• **Exercise description**
Copy out every record that follows, word for word.

[Dataset rows for apps and sites]
_ _ _

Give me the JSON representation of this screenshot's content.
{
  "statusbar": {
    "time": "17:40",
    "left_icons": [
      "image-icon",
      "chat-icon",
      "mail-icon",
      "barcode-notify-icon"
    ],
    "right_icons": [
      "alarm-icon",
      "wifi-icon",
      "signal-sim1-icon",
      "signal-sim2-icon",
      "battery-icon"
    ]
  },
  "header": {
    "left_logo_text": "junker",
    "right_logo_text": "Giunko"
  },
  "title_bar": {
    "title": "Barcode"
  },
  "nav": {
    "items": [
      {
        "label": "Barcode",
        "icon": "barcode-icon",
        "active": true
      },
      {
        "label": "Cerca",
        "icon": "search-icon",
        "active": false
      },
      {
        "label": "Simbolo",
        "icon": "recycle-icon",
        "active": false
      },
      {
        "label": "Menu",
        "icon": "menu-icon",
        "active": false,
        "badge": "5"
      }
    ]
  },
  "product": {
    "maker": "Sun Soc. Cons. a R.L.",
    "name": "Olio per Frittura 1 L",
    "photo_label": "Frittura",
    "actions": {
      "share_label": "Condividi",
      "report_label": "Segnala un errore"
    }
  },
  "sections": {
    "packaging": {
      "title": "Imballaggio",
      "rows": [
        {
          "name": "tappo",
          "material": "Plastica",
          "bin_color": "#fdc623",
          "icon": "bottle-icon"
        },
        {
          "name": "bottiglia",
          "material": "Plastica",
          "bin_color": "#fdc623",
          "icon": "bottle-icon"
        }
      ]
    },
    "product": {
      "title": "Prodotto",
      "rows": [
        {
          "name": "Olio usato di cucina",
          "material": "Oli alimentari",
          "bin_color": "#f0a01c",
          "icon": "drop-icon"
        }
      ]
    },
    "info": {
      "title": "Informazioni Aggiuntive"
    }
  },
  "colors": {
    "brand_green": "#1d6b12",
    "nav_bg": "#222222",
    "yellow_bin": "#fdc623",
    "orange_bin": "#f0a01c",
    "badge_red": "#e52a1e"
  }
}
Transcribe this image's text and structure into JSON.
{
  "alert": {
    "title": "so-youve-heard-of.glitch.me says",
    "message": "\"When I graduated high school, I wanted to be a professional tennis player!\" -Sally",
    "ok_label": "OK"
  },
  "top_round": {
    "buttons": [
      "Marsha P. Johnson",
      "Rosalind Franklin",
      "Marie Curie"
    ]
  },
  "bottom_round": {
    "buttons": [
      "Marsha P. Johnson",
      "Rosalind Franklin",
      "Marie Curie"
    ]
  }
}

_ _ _

• **Written reply**
Give me the JSON representation of this screenshot's content.
{
  "statusbar": {
    "time": "17:40",
    "left_icons": [
      "image-icon",
      "chat-icon",
      "mail-icon",
      "barcode-notify-icon"
    ],
    "right_icons": [
      "alarm-icon",
      "wifi-icon",
      "signal-sim1-icon",
      "signal-sim2-icon",
      "battery-icon"
    ]
  },
  "header": {
    "left_logo_text": "junker",
    "right_logo_text": "Giunko"
  },
  "title_bar": {
    "title": "Barcode"
  },
  "nav": {
    "items": [
      {
        "label": "Barcode",
        "icon": "barcode-icon",
        "active": true
      },
      {
        "label": "Cerca",
        "icon": "search-icon",
        "active": false
      },
      {
        "label": "Simbolo",
        "icon": "recycle-icon",
        "active": false
      },
      {
        "label": "Menu",
        "icon": "menu-icon",
        "active": false,
        "badge": "5"
      }
    ]
  },
  "product": {
    "maker": "Sun Soc. Cons. a R.L.",
    "name": "Olio per Frittura 1 L",
    "photo_label": "Frittura",
    "actions": {
      "share_label": "Condividi",
      "report_label": "Segnala un errore"
    }
  },
  "sections": {
    "packaging": {
      "title": "Imballaggio",
      "rows": [
        {
          "name": "tappo",
          "material": "Plastica",
          "bin_color": "#fdc623",
          "icon": "bottle-icon"
        },
        {
          "name": "bottiglia",
          "material": "Plastica",
          "bin_color": "#fdc623",
          "icon": "bottle-icon"
        }
      ]
    },
    "product": {
      "title": "Prodotto",
      "rows": [
        {
          "name": "Olio usato di cucina",
          "material": "Oli alimentari",
          "bin_color": "#f0a01c",
          "icon": "drop-icon"
        }
      ]
    },
    "info": {
      "title": "Informazioni Aggiuntive"
    }
  },
  "colors": {
    "brand_green": "#1d6b12",
    "nav_bg": "#222222",
    "yellow_bin": "#fdc623",
    "orange_bin": "#f0a01c",
    "badge_red": "#e52a1e"
  }
}
Transcribe this image's text and structure into JSON.
{
  "alert": {
    "title": "so-youve-heard-of.glitch.me says",
    "message": "\"When I graduated high school, I wanted to be a professional tennis player!\" -Sally",
    "ok_label": "OK"
  },
  "top_round": {
    "buttons": [
      "Marsha P. Johnson",
      "Rosalind Franklin",
      "Marie Curie"
    ]
  },
  "bottom_round": {
    "buttons": [
      "Marsha P. Johnson",
      "Rosalind Franklin",
      "Marie Curie"
    ]
  }
}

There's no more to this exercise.